What is the Cost of Starting a Franchise in Canada?

It shouldn’t come as a surprise that there isn’t a simple answer to this question. That’s because the cost of starting a franchise in Canada widely varies depending on the brand, industry, and location. 

One of the best ways to know the cost of a franchise is to contact the franchisor and ask for detailed information, including the Franchise Disclosure Document (FDD). The FDD is a legal document that provides specifics about the franchisor, the franchise system, and the terms of the franchise relationship. This includes financial information that will help you understand the costs of buying that particular franchise. 

With that being said, there are several factors and average fees to consider when evaluating the cost of a Canadian franchise.  

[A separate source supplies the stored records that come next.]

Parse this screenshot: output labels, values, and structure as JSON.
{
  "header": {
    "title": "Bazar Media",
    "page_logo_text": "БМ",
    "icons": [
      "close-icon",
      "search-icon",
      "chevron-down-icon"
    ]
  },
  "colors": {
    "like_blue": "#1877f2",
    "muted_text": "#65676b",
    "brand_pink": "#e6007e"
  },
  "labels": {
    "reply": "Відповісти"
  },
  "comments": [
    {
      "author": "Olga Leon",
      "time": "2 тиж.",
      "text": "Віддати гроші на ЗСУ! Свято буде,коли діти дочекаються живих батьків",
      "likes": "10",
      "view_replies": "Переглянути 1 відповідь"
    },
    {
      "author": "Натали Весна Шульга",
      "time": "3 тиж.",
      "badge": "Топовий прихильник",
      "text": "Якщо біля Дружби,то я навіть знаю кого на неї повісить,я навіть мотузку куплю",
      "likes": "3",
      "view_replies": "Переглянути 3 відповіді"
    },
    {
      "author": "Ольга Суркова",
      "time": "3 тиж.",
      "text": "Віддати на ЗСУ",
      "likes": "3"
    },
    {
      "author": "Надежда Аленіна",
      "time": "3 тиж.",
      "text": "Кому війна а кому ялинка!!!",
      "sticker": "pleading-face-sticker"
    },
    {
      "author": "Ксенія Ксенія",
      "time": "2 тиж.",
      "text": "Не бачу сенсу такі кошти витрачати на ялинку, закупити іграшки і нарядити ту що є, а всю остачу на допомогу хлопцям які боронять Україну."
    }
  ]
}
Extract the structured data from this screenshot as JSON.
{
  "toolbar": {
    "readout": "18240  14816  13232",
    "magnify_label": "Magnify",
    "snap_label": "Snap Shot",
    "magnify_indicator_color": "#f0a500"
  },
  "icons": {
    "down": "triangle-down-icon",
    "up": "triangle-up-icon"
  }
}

11 Cost Factors Involved in Purchasing a Canadian Franchise 

One thing you can be sure of is that buying a franchise isn’t a low-cost investment. However, if you are financially prepared and well-informed, it can be one of the best decisions you make. Here are several factors to consider: 

  • Franchise Fee – The initial franchise fee is a one-time payment that a franchisee usually makes when signing the Franchise Agreement. It’s essentially a licensing fee that grants the franchisee access to the franchisor’s brand name, business model, support services, and other proprietary elements. This fee can be as low as $10,000 and as high as $50,000. Canadian Franchise Statistics states that the “average initial franchise fee is $25,000” (Franchise101Inc.).
  • Royalties – These are ongoing fees that the franchisee pays for the continued use of the brand, which comes with access to franchisor support and resources. Royalty fees are often based on a percentage of the franchisee’s sales.
  • Local Costs – There are certain costs that will vary depending on local prices. For example, franchises that require a physical location will require you to negotiate a lease, which is typically one of the largest financial expenses. Along similar lines, where the franchise is located will significantly impact cost as renting in an urban setting will likely be more expensive than a rural location.
  • Legal and Regulatory Compliance – Besides the fees you will need to pay the franchise, there are also costs associated with complying with legal requirements in Canada. These include: 
    • Incorporation fees 
    • Licenses and permits 
    • Compliance with tax regulations 
    • Employment standards 
    • Health and safety regulations 
    • Environmental compliance 
    • Data protection and privacy 
    • Accessibility standards 
    • Insurance requirements 
    • Legal and regulatory consulting (Read our blog – Hiring a Franchise Attorney: What You Need to Know
  • Training – Part of a franchise’s start-up costs include hiring a team of employees, which means you’ll need to pay to train them. 
  • Marketing and Advertising – This is a common business cost, whether it’s a franchise or not. While the specifics will vary with each franchise, most franchises charge an advertising fee, which generally falls between 1-5% of the franchise’s total sales.
  • Equipment and Inventory – This cost largely depends on which franchise industry you decide to join. For example, a home-based service business such as online tutoring will not cost much when it comes to equipment and inventory, but a fast-food restaurant will require a much larger investment.   
  • Insurance – Franchise agreements will often require franchisees to maintain certain types and levels of insurance coverage. This will vary with each franchisor, specific industry, and local regulations. Examples of required insurance include: general liability insurance, property insurance, worker’s compensation, professional liability insurance, and more. 
  • Tax Considerations – Even the amount of taxes a business is responsible for will depend on several factors including: tax deductible expenses, employee-related taxes, property ownership, and more. 
  • Working Capital – Working capital is the difference between a company’s current assets and current liabilities, and it’s essential to the financial health of a franchise. Having enough working capital allows a franchise to operate smoothly, survive financial challenges, and seize opportunities for growth. The amount of working capital you need will depend since the day-to-day operating costs will vary with each franchise. 
  • Professional Services – Engaging professional services is an important aspect of franchise ownership as they ensure compliance, legal protection, financial accuracy, and strategic business development. Examples of services you might need to outsource include: legal protection, accounting and taxes, business consultation, human resources, and more. Of course, these costs will vary with each industry, location, and the specific skills of a franchise owner. 

Researching How to Buy a Franchise in Canada?

If you’re interested in buying a franchise and becoming your own boss, FranNet is here to help. If you’re unsure about the costs of purchasing a franchise, our franchise consultants will evaluate your goals and abilities and match you with the right franchise opportunity. Better yet, this comes at no cost to you. Schedule your free consultation today! 

Further Reading: How to Finance a Franchise Purchase in Canada  

Dec 29, 2023